EXERCISE OBJECTIVE - Each line of the records that includes "author" should be found and copied.

Saved data entries -
▬▬▬▬▬▬▬▬▬▬
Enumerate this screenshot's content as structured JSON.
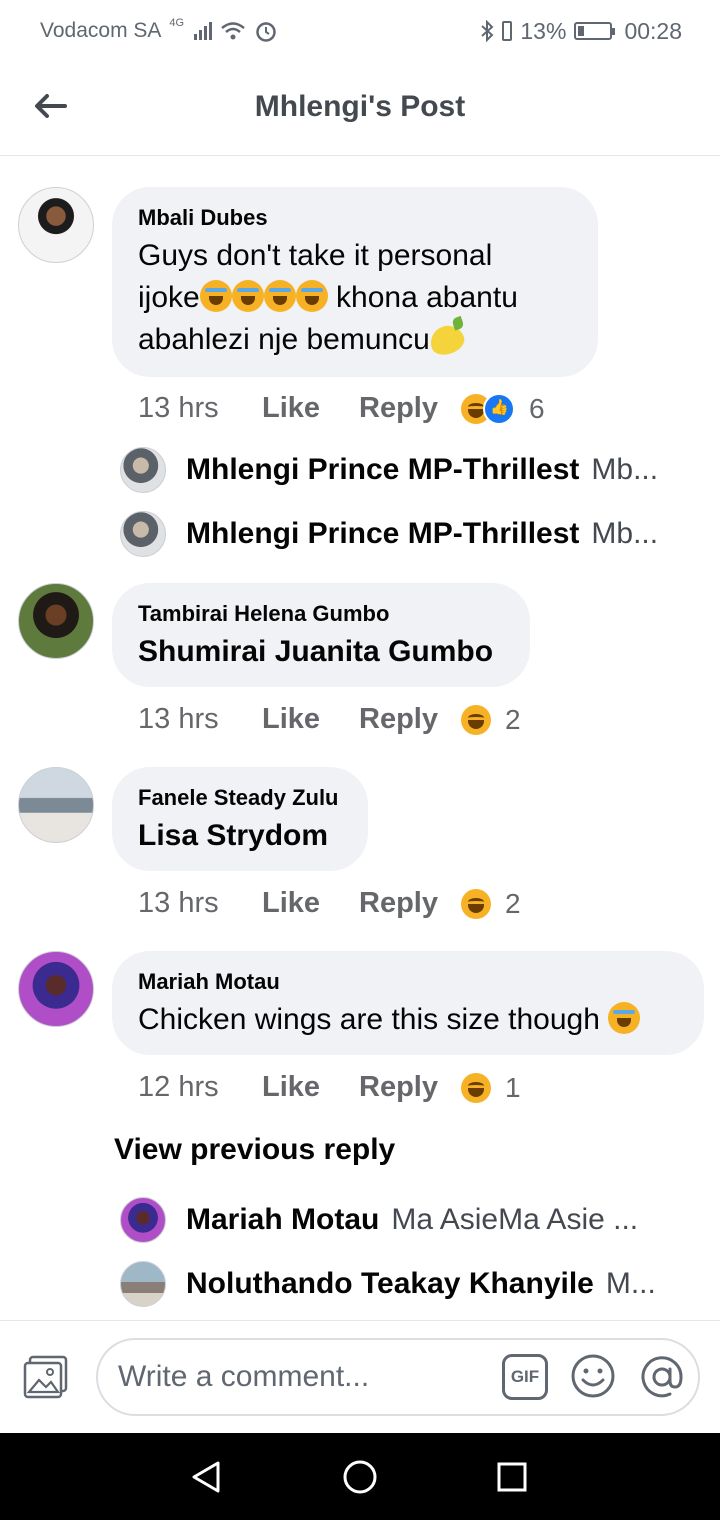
{
  "status_bar": {
    "carrier": "Vodacom SA",
    "network": "4G",
    "battery_percent": "13%",
    "time": "00:28"
  },
  "header": {
    "title": "Mhlengi's Post"
  },
  "comments": [
    {
      "author": "Mbali Dubes",
      "text_parts": [
        "Guys don't take it personal",
        "ijoke",
        "khona abantu",
        "abahlezi nje bemuncu"
      ],
      "time": "13 hrs",
      "like": "Like",
      "reply": "Reply",
      "reaction_count": "6",
      "replies": [
        {
          "name": "Mhlengi Prince MP-Thrillest",
          "snippet": "Mb..."
        },
        {
          "name": "Mhlengi Prince MP-Thrillest",
          "snippet": "Mb..."
        }
      ]
    },
    {
      "author": "Tambirai Helena Gumbo",
      "text": "Shumirai Juanita Gumbo",
      "time": "13 hrs",
      "like": "Like",
      "reply": "Reply",
      "reaction_count": "2"
    },
    {
      "author": "Fanele Steady Zulu",
      "text": "Lisa Strydom",
      "time": "13 hrs",
      "like": "Like",
      "reply": "Reply",
      "reaction_count": "2"
    },
    {
      "author": "Mariah Motau",
      "text": "Chicken wings are this size though",
      "time": "12 hrs",
      "like": "Like",
      "reply": "Reply",
      "reaction_count": "1",
      "view_previous": "View previous reply",
      "replies": [
        {
          "name": "Mariah Motau",
          "snippet": "Ma AsieMa Asie ..."
        },
        {
          "name": "Noluthando Teakay Khanyile",
          "snippet": "M..."
        }
      ]
    }
  ],
  "composer": {
    "placeholder": "Write a comment...",
    "gif_label": "GIF"
  },
  "colors": {
    "bubble": "#f0f2f5",
    "muted_text": "#65676b",
    "like_blue": "#1877f2",
    "haha_yellow": "#f7b125"
  },
  "icons": [
    "back-arrow-icon",
    "photo-icon",
    "gif-icon",
    "emoji-icon",
    "mention-icon",
    "nav-back-icon",
    "nav-home-icon",
    "nav-recents-icon"
  ]
}
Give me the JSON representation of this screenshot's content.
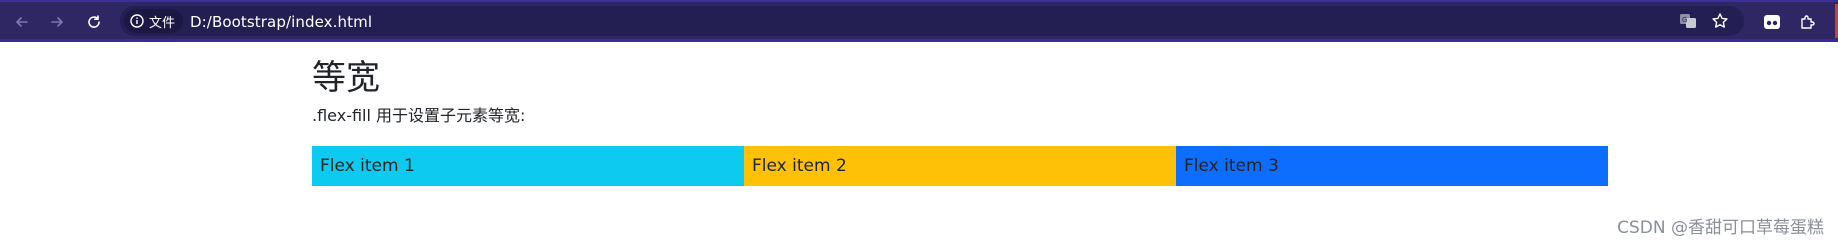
{
  "browser": {
    "chip_label": "文件",
    "url": "D:/Bootstrap/index.html"
  },
  "page": {
    "heading": "等宽",
    "description": ".flex-fill 用于设置子元素等宽:",
    "items": [
      {
        "label": "Flex item 1",
        "color": "#0dcaf0"
      },
      {
        "label": "Flex item 2",
        "color": "#ffc107"
      },
      {
        "label": "Flex item 3",
        "color": "#0d6efd"
      }
    ]
  },
  "watermark": "CSDN @香甜可口草莓蛋糕",
  "colors": {
    "toolbar": "#2e2764",
    "omnibox": "#241f52",
    "text": "#212529"
  }
}
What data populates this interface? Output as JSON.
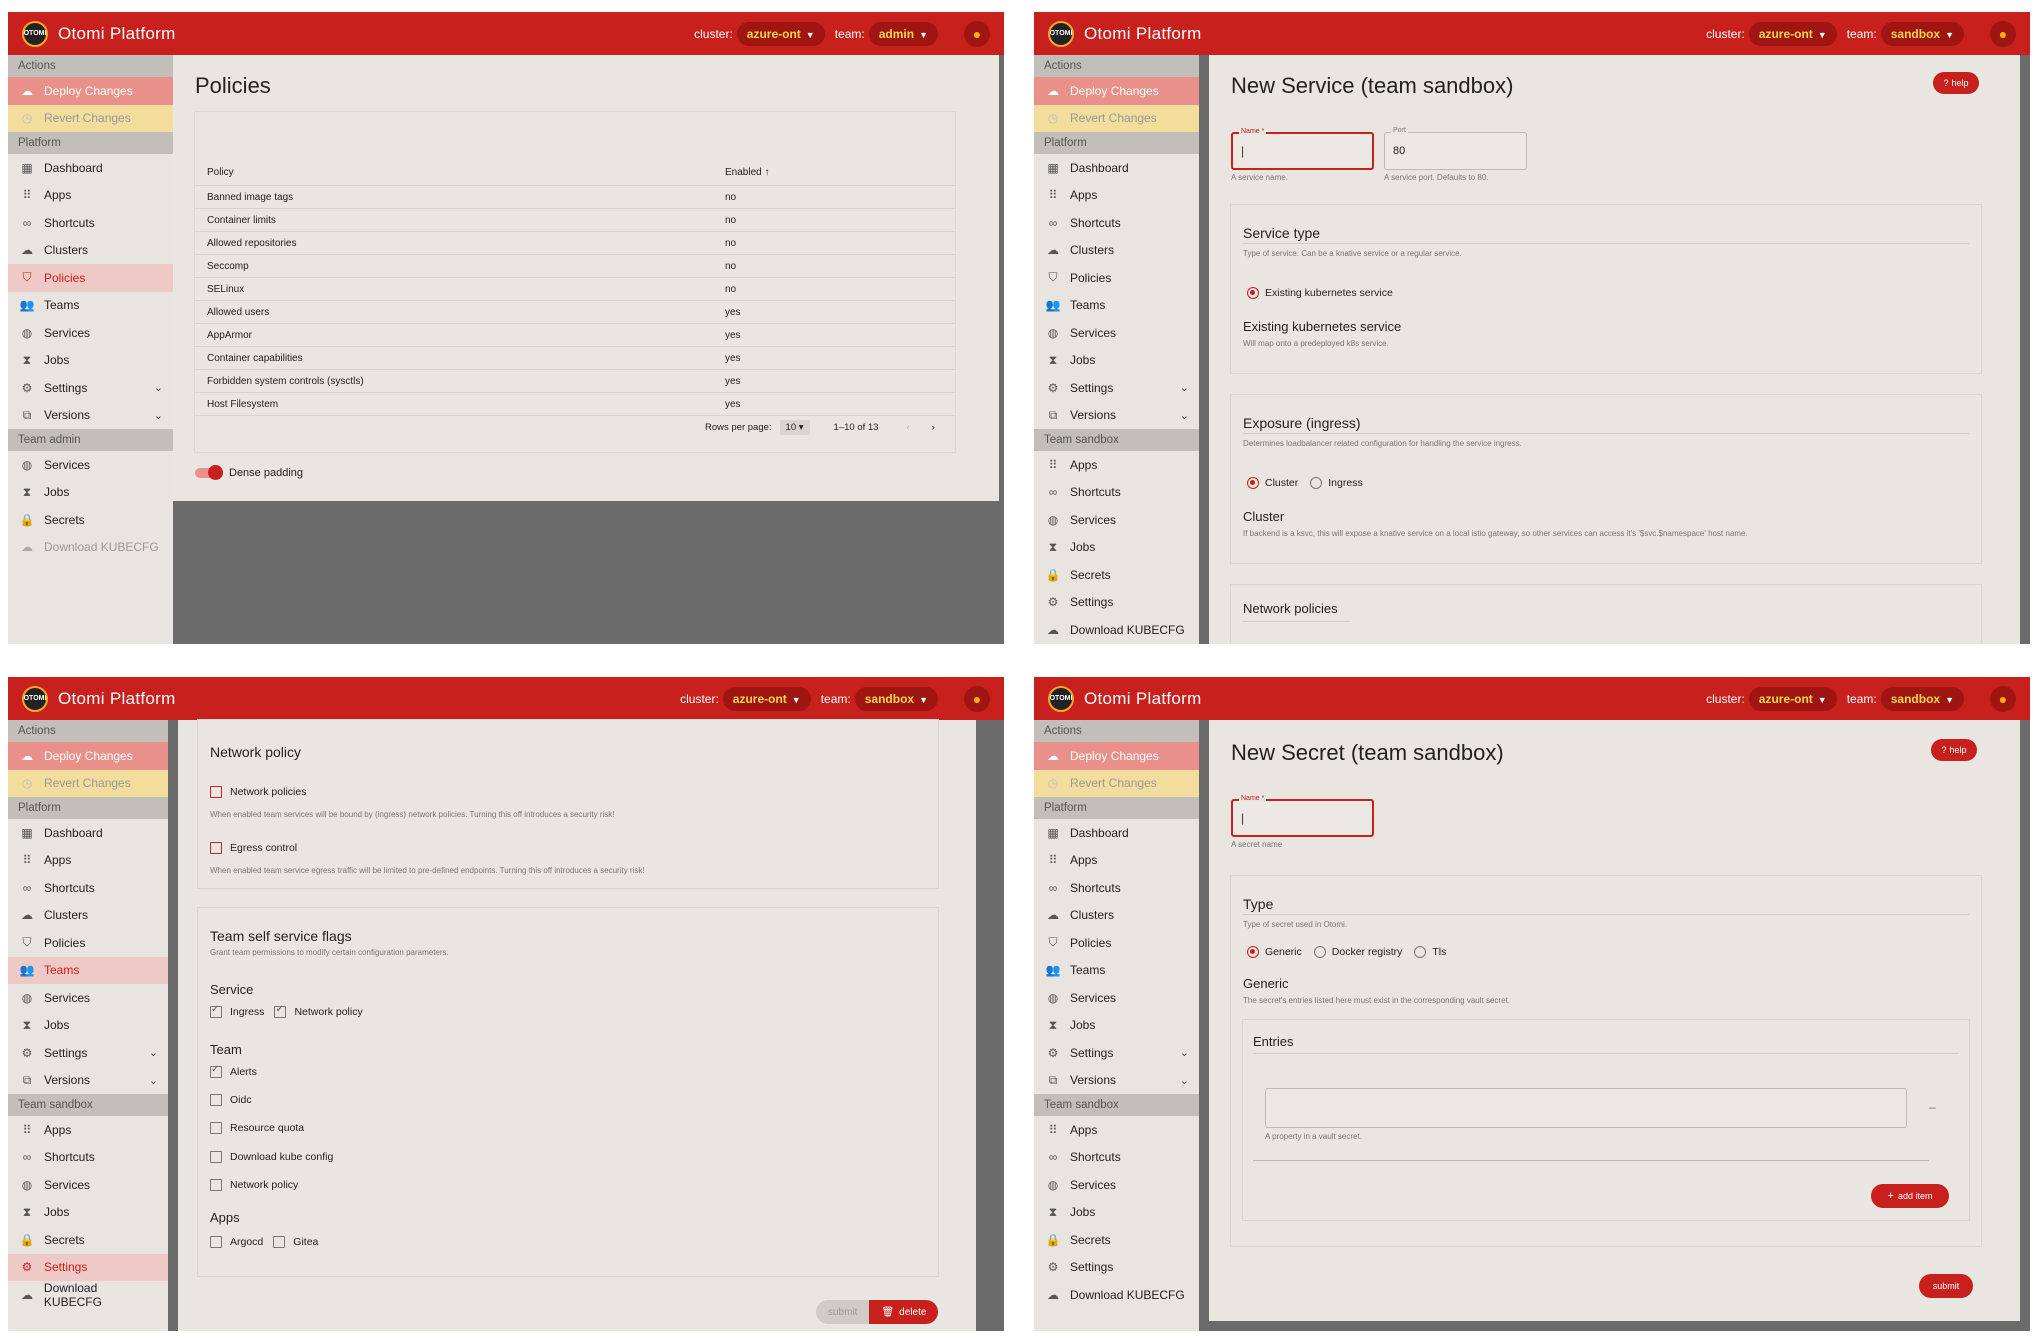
{
  "appbar": {
    "logo_text": "OTOMI",
    "brand": "Otomi Platform",
    "cluster_label": "cluster:",
    "team_label": "team:",
    "cluster_value": "azure-ont",
    "team_admin": "admin",
    "team_sandbox": "sandbox"
  },
  "sidebar": {
    "actions": "Actions",
    "deploy": "Deploy Changes",
    "revert": "Revert Changes",
    "platform": "Platform",
    "dashboard": "Dashboard",
    "apps": "Apps",
    "shortcuts": "Shortcuts",
    "clusters": "Clusters",
    "policies": "Policies",
    "teams": "Teams",
    "services": "Services",
    "jobs": "Jobs",
    "settings": "Settings",
    "versions": "Versions",
    "team_admin": "Team admin",
    "team_sandbox": "Team sandbox",
    "secrets": "Secrets",
    "download": "Download KUBECFG"
  },
  "policies_page": {
    "title": "Policies",
    "col_policy": "Policy",
    "col_enabled": "Enabled",
    "sort_icon": "↑",
    "rows": [
      {
        "name": "Banned image tags",
        "enabled": "no"
      },
      {
        "name": "Container limits",
        "enabled": "no"
      },
      {
        "name": "Allowed repositories",
        "enabled": "no"
      },
      {
        "name": "Seccomp",
        "enabled": "no"
      },
      {
        "name": "SELinux",
        "enabled": "no"
      },
      {
        "name": "Allowed users",
        "enabled": "yes"
      },
      {
        "name": "AppArmor",
        "enabled": "yes"
      },
      {
        "name": "Container capabilities",
        "enabled": "yes"
      },
      {
        "name": "Forbidden system controls (sysctls)",
        "enabled": "yes"
      },
      {
        "name": "Host Filesystem",
        "enabled": "yes"
      }
    ],
    "rows_per_page_label": "Rows per page:",
    "rows_per_page": "10",
    "range": "1–10 of 13",
    "dense": "Dense padding"
  },
  "service_page": {
    "title": "New Service (team sandbox)",
    "help": "help",
    "name_label": "Name *",
    "name_helper": "A service name.",
    "port_label": "Port",
    "port_value": "80",
    "port_helper": "A service port. Defaults to 80.",
    "svc_type_title": "Service type",
    "svc_type_desc": "Type of service. Can be a knative service or a regular service.",
    "existing_option": "Existing kubernetes service",
    "existing_title": "Existing kubernetes service",
    "existing_desc": "Will map onto a predeployed k8s service.",
    "exposure_title": "Exposure (ingress)",
    "exposure_desc": "Determines loadbalancer related configuration for handling the service ingress.",
    "opt_cluster": "Cluster",
    "opt_ingress": "Ingress",
    "cluster_title": "Cluster",
    "cluster_desc": "If backend is a ksvc, this will expose a knative service on a local istio gateway, so other services can access it's '$svc.$namespace' host name.",
    "netpol_title": "Network policies"
  },
  "team_settings_page": {
    "netpol_title": "Network policy",
    "netpol_cb": "Network policies",
    "netpol_desc": "When enabled team services will be bound by (ingress) network policies. Turning this off introduces a security risk!",
    "egress_cb": "Egress control",
    "egress_desc": "When enabled team service egress traffic will be limited to pre-defined endpoints. Turning this off introduces a security risk!",
    "flags_title": "Team self service flags",
    "flags_desc": "Grant team permissions to modify certain configuration parameters.",
    "service_h": "Service",
    "ingress": "Ingress",
    "network_policy": "Network policy",
    "team_h": "Team",
    "alerts": "Alerts",
    "oidc": "Oidc",
    "resource_quota": "Resource quota",
    "download_kube": "Download kube config",
    "team_netpol": "Network policy",
    "apps_h": "Apps",
    "argocd": "Argocd",
    "gitea": "Gitea",
    "submit": "submit",
    "delete": "delete"
  },
  "secret_page": {
    "title": "New Secret (team sandbox)",
    "help": "help",
    "name_label": "Name *",
    "name_helper": "A secret name",
    "type_title": "Type",
    "type_desc": "Type of secret used in Otomi.",
    "opt_generic": "Generic",
    "opt_docker": "Docker registry",
    "opt_tls": "Tls",
    "generic_title": "Generic",
    "generic_desc": "The secret's entries listed here must exist in the corresponding vault secret.",
    "entries_title": "Entries",
    "entry_helper": "A property in a vault secret.",
    "minus": "–",
    "add_item": "add item",
    "submit": "submit"
  },
  "colors": {
    "primary": "#c8201c",
    "accent": "#ffd54a",
    "deploy": "#e9908b",
    "revert": "#f3dd9d"
  }
}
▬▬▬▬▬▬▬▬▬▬
ANSWER AREA -
      "author": "Mbali Dubes",
      "author": "Tambirai Helena Gumbo",
      "author": "Fanele Steady Zulu",
      "author": "Mariah Motau",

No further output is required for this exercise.